The grocery industry is heading into a "perfect storm" as Christmas approaches because consumers are being forced to tighten their belts while raw material prices are on the rise, Asda's food trading director Darren Blackhurst has warned.
Blackhurst, speaking at this week's IGD Convention, said changing economic conditions and higher prices would lead to a slowdown in 2008 and warned suppliers they, too, faced difficult times.
"There are many customers feeling the price squeeze as they come off their fixed rate mortgages after several rises in interest rates," he said. "Debt levels are higher than they have ever been and times are getting tougher for many ordinary people. We are heading into the perfect storm as an industry. Customers have less to spend and, as costs go up, they will have to pay more for the food they buy."
But he warned suppliers: "Asda is not going to throw in the towel for our shoppers. Raw material rises will be offset by better efficiencies. Cost control is critical for everyone and we will have to make hard choices to ensure great value."
Blackhurst also used the convention to call on the industry to resolve the dispute between rival camps on front-of-pack labelling.
The industry should adopt hybrid GDA and traffic-light labelling similar to the system Asda began to roll out in September, he said. "We have researched this and customers like it," said Blackhurst. "We need consistency across the industry."
Meanwhile, IGD chief executive Joanne Denney-Finch called for supply chain collaboration in the face of tough times. "The world price of cereal crops has doubled, with similar increases for dairy commodities, and there was an emerging pattern of both drought and flooding around the world.
"This changing world of supply and demand means we need to strengthen our partnerships in the chain.

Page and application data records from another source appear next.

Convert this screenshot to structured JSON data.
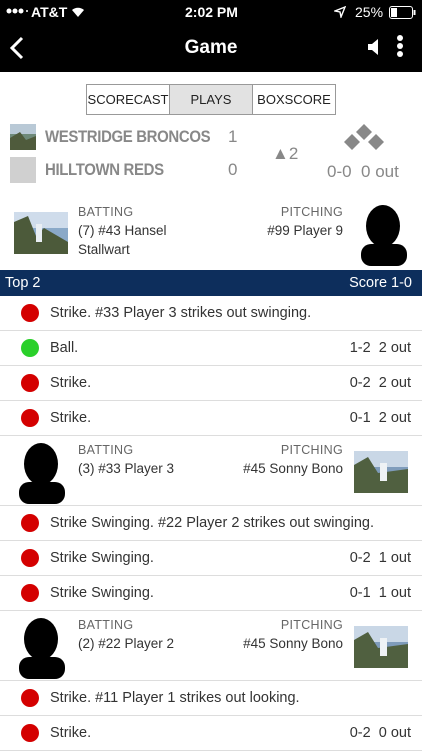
{
  "status": {
    "carrier": "AT&T",
    "time": "2:02 PM",
    "battery": "25%"
  },
  "nav": {
    "title": "Game"
  },
  "tabs": [
    "SCORECAST",
    "PLAYS",
    "BOXSCORE"
  ],
  "teams": [
    {
      "name": "WESTRIDGE BRONCOS",
      "runs": "1"
    },
    {
      "name": "HILLTOWN REDS",
      "runs": "0"
    }
  ],
  "inning": "▲2",
  "count": "0-0  0 out",
  "current": {
    "batting_label": "BATTING",
    "batting_value": "(7) #43 Hansel Stallwart",
    "pitching_label": "PITCHING",
    "pitching_value": "#99 Player 9"
  },
  "section": {
    "label": "Top 2",
    "score": "Score 1-0"
  },
  "plays": [
    {
      "text": "Strike. #33 Player 3 strikes out swinging.",
      "count": "",
      "color": "red"
    },
    {
      "text": "Ball.",
      "count": "1-2  2 out",
      "color": "green"
    },
    {
      "text": "Strike.",
      "count": "0-2  2 out",
      "color": "red"
    },
    {
      "text": "Strike.",
      "count": "0-1  2 out",
      "color": "red"
    }
  ],
  "ab2": {
    "batting_label": "BATTING",
    "batting_value": "(3) #33 Player 3",
    "pitching_label": "PITCHING",
    "pitching_value": "#45 Sonny Bono"
  },
  "plays2": [
    {
      "text": "Strike Swinging. #22 Player 2 strikes out swinging.",
      "count": "",
      "color": "red"
    },
    {
      "text": "Strike Swinging.",
      "count": "0-2  1 out",
      "color": "red"
    },
    {
      "text": "Strike Swinging.",
      "count": "0-1  1 out",
      "color": "red"
    }
  ],
  "ab3": {
    "batting_label": "BATTING",
    "batting_value": "(2) #22 Player 2",
    "pitching_label": "PITCHING",
    "pitching_value": "#45 Sonny Bono"
  },
  "plays3": [
    {
      "text": "Strike. #11 Player 1 strikes out looking.",
      "count": "",
      "color": "red"
    },
    {
      "text": "Strike.",
      "count": "0-2  0 out",
      "color": "red"
    }
  ]
}
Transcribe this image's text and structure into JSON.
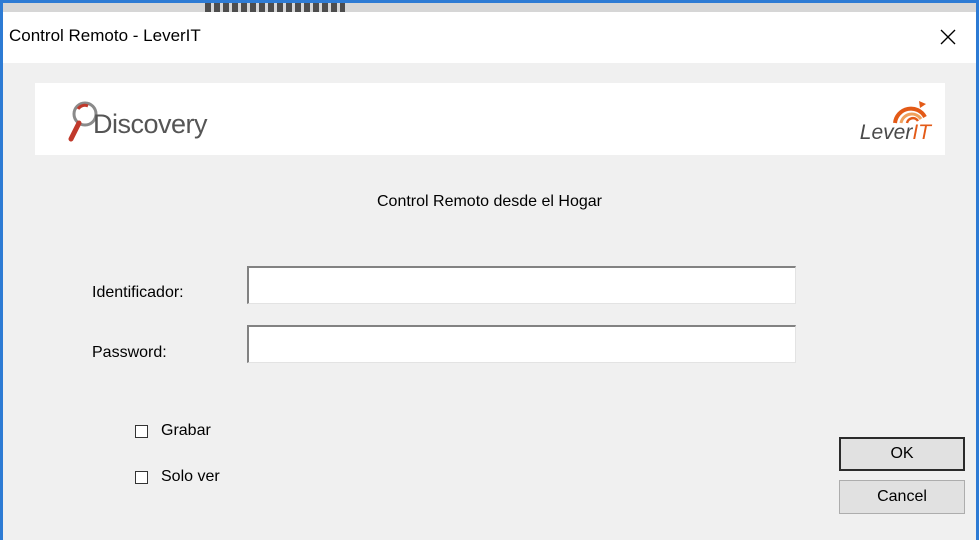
{
  "window": {
    "title": "Control Remoto - LeverIT",
    "close_symbol": "×"
  },
  "banner": {
    "left_logo": "Discovery",
    "right_logo_main": "Lever",
    "right_logo_accent": "IT"
  },
  "heading": "Control Remoto desde el Hogar",
  "form": {
    "id_label": "Identificador:",
    "id_value": "",
    "password_label": "Password:",
    "password_value": ""
  },
  "options": [
    {
      "label": "Grabar",
      "checked": false
    },
    {
      "label": "Solo ver",
      "checked": false
    }
  ],
  "buttons": {
    "ok": "OK",
    "cancel": "Cancel"
  },
  "colors": {
    "window_border": "#2d7bd4",
    "brand_orange": "#e35a17",
    "logo_red": "#c0392b"
  }
}
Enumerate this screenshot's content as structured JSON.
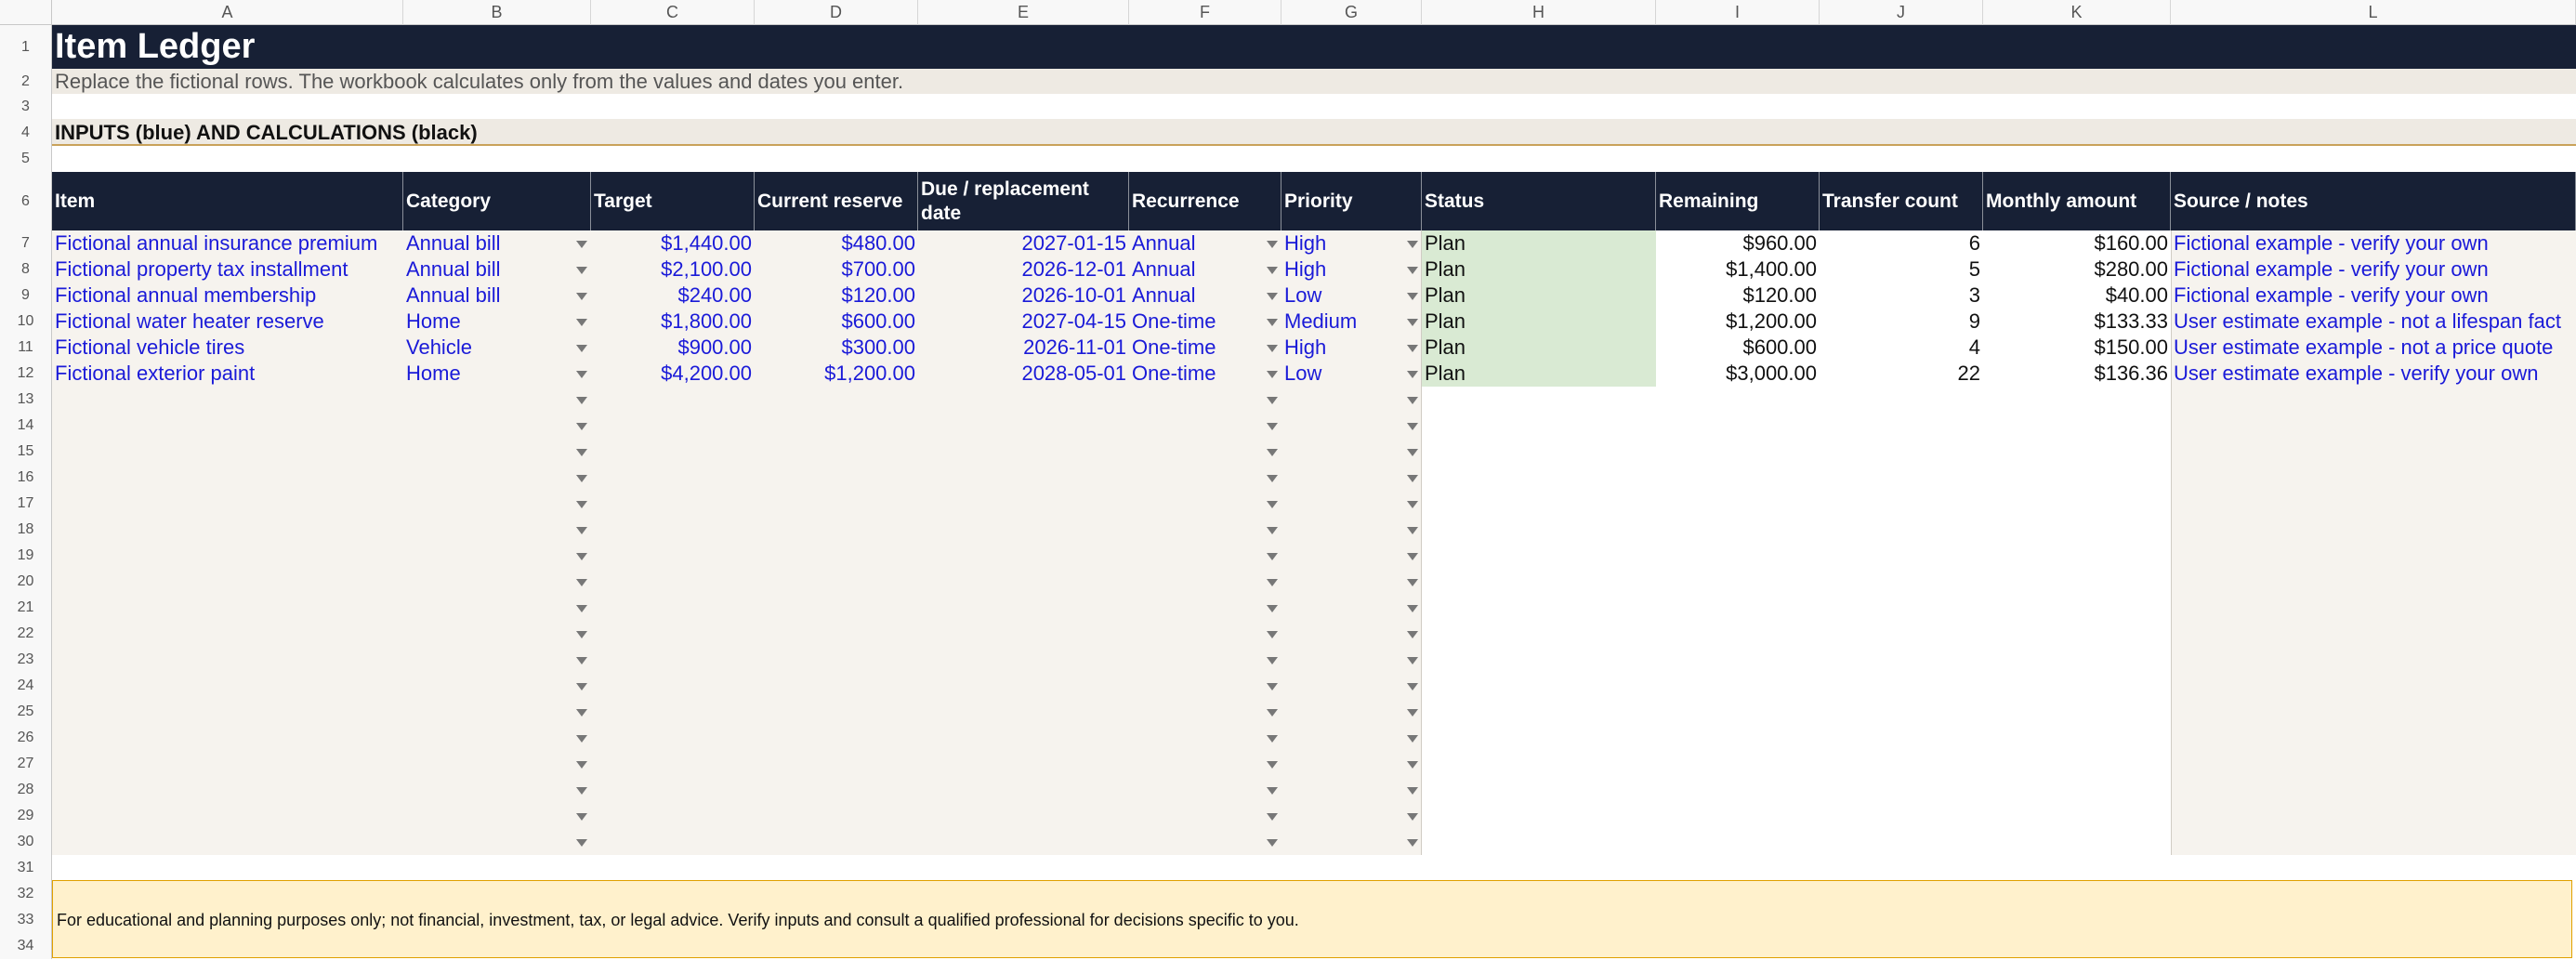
{
  "columns": [
    "A",
    "B",
    "C",
    "D",
    "E",
    "F",
    "G",
    "H",
    "I",
    "J",
    "K",
    "L"
  ],
  "row_numbers": [
    "1",
    "2",
    "3",
    "4",
    "5",
    "6",
    "7",
    "8",
    "9",
    "10",
    "11",
    "12",
    "13",
    "14",
    "15",
    "16",
    "17",
    "18",
    "19",
    "20",
    "21",
    "22",
    "23",
    "24",
    "25",
    "26",
    "27",
    "28",
    "29",
    "30",
    "31",
    "32",
    "33",
    "34"
  ],
  "title": "Item Ledger",
  "subtitle": "Replace the fictional rows. The workbook calculates only from the values and dates you enter.",
  "section_heading": "INPUTS (blue) AND CALCULATIONS (black)",
  "headers": [
    "Item",
    "Category",
    "Target",
    "Current reserve",
    "Due / replacement date",
    "Recurrence",
    "Priority",
    "Status",
    "Remaining",
    "Transfer count",
    "Monthly amount",
    "Source / notes"
  ],
  "rows": [
    {
      "item": "Fictional annual insurance premium",
      "category": "Annual bill",
      "target": "$1,440.00",
      "reserve": "$480.00",
      "due": "2027-01-15",
      "recurrence": "Annual",
      "priority": "High",
      "status": "Plan",
      "remaining": "$960.00",
      "transfers": "6",
      "monthly": "$160.00",
      "notes": "Fictional example - verify your own"
    },
    {
      "item": "Fictional property tax installment",
      "category": "Annual bill",
      "target": "$2,100.00",
      "reserve": "$700.00",
      "due": "2026-12-01",
      "recurrence": "Annual",
      "priority": "High",
      "status": "Plan",
      "remaining": "$1,400.00",
      "transfers": "5",
      "monthly": "$280.00",
      "notes": "Fictional example - verify your own"
    },
    {
      "item": "Fictional annual membership",
      "category": "Annual bill",
      "target": "$240.00",
      "reserve": "$120.00",
      "due": "2026-10-01",
      "recurrence": "Annual",
      "priority": "Low",
      "status": "Plan",
      "remaining": "$120.00",
      "transfers": "3",
      "monthly": "$40.00",
      "notes": "Fictional example - verify your own"
    },
    {
      "item": "Fictional water heater reserve",
      "category": "Home",
      "target": "$1,800.00",
      "reserve": "$600.00",
      "due": "2027-04-15",
      "recurrence": "One-time",
      "priority": "Medium",
      "status": "Plan",
      "remaining": "$1,200.00",
      "transfers": "9",
      "monthly": "$133.33",
      "notes": "User estimate example - not a lifespan fact"
    },
    {
      "item": "Fictional vehicle tires",
      "category": "Vehicle",
      "target": "$900.00",
      "reserve": "$300.00",
      "due": "2026-11-01",
      "recurrence": "One-time",
      "priority": "High",
      "status": "Plan",
      "remaining": "$600.00",
      "transfers": "4",
      "monthly": "$150.00",
      "notes": "User estimate example - not a price quote"
    },
    {
      "item": "Fictional exterior paint",
      "category": "Home",
      "target": "$4,200.00",
      "reserve": "$1,200.00",
      "due": "2028-05-01",
      "recurrence": "One-time",
      "priority": "Low",
      "status": "Plan",
      "remaining": "$3,000.00",
      "transfers": "22",
      "monthly": "$136.36",
      "notes": "User estimate example - verify your own"
    }
  ],
  "disclaimer": "For educational and planning purposes only; not financial, investment, tax, or legal advice. Verify inputs and consult a qualified professional for decisions specific to you.",
  "colors": {
    "navy": "#172035",
    "beige": "#eeeae3",
    "input_fill": "#f6f3ee",
    "status_fill": "#d9ead3",
    "input_text": "#1a1ad8",
    "disclaimer_fill": "#fff1cc",
    "disclaimer_border": "#e0a000"
  }
}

"This is absolutely critical for competitive edge and to secure supply. IGD found that 20% of the costs in an average food chain add absolutely no value to consumers at all. That's more than the total profit margin in many chains."